In the next 30 years, the world’s population is projected to grow by nearly 2 billion and will become more urbanized, with a more skilled workforce. The good news is that global prosperity and affluence will increase.
At the same time, the challenge will be a food supply that needs to be more than doubled in order to meet the increasing demand. Specifically, the demand for animal-sourced foods will need to be more than doubled to meet the demands of the newly affluent.
At the 2014 Joint Annual Meeting of the American Dairy Science Association and the American Society of Animal Science, Donald Nkrumah with the Bill and Melinda Gates Foundation, Seattle, Wash., explained that with fewer and fewer people engaged in agriculture, and for the sake of the planet, animal production growth cannot continue to come from the deployment of more animals and land.
Some have argued that current organic systems may be for the rich and curious and could not produce enough food to feed the world in the future. Past technologies that allowed us to advance productivity may not be enough to bring about future intensification, especially for small holders who live in areas that require attention to climatic adaptability and disease resiliency, said Nkrumah. Instead, changes in total factor productivity will need to occur through significant changes in current techniques, he said.

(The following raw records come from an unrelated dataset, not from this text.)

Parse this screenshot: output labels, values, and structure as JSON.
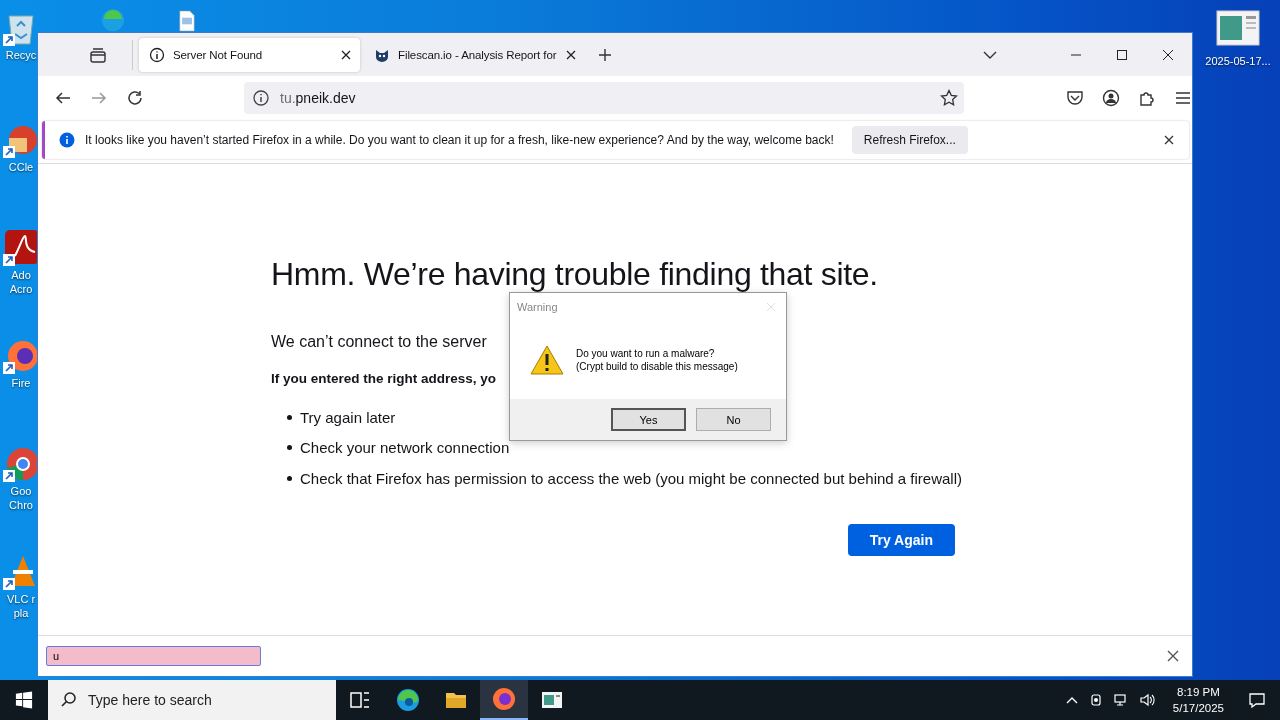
{
  "desktop": {
    "left_icons": [
      {
        "kind": "recycle",
        "label": "Recyc"
      },
      {
        "kind": "ccleaner",
        "label": "CCle"
      },
      {
        "kind": "acrobat",
        "label": "Ado\nAcro"
      },
      {
        "kind": "firefox",
        "label": "Fire"
      },
      {
        "kind": "chrome",
        "label": "Goo\nChro"
      },
      {
        "kind": "vlc",
        "label": "VLC r\npla"
      }
    ],
    "right_icon": {
      "label": "2025-05-17..."
    }
  },
  "browser": {
    "tabs": [
      {
        "kind": "info",
        "title": "Server Not Found",
        "selected": true
      },
      {
        "kind": "site",
        "title": "Filescan.io - Analysis Report for",
        "selected": false
      }
    ],
    "address": {
      "prefix": "tu.",
      "domain": "pneik.dev"
    },
    "notification": {
      "text": "It looks like you haven’t started Firefox in a while. Do you want to clean it up for a fresh, like-new experience? And by the way, welcome back!",
      "button": "Refresh Firefox..."
    },
    "page": {
      "title": "Hmm. We’re having trouble finding that site.",
      "intro": "We can’t connect to the server",
      "hint": "If you entered the right address, yo",
      "bullets": [
        "Try again later",
        "Check your network connection",
        "Check that Firefox has permission to access the web (you might be connected but behind a firewall)"
      ],
      "button": "Try Again"
    },
    "find_bar": {
      "value": "u"
    }
  },
  "dialog": {
    "title": "Warning",
    "message": [
      "Do you want to run a malware?",
      "(Crypt build to disable this message)"
    ],
    "buttons": [
      {
        "label": "Yes",
        "selected": true
      },
      {
        "label": "No",
        "selected": false
      }
    ]
  },
  "taskbar": {
    "search_placeholder": "Type here to search",
    "apps": [
      {
        "kind": "taskview",
        "active": false
      },
      {
        "kind": "edge",
        "active": false
      },
      {
        "kind": "explorer",
        "active": false
      },
      {
        "kind": "firefox",
        "active": true
      },
      {
        "kind": "window",
        "active": false
      }
    ],
    "time": "8:19 PM",
    "date": "5/17/2025"
  }
}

To transform current near-subsistence small holder production systems, Nkrumah said technological innovation will be required to drive the needed sustainable productivity increases. That means collaborative global research teams must strive to come up with new ways of developing and adapting modern concepts in biotechnology to create the next-generation of animal genetics, health, and livestock nutrition systems. These technologies will then have to be deployed affordably through context-relevant mobile communication and digital platforms to increase accessibility.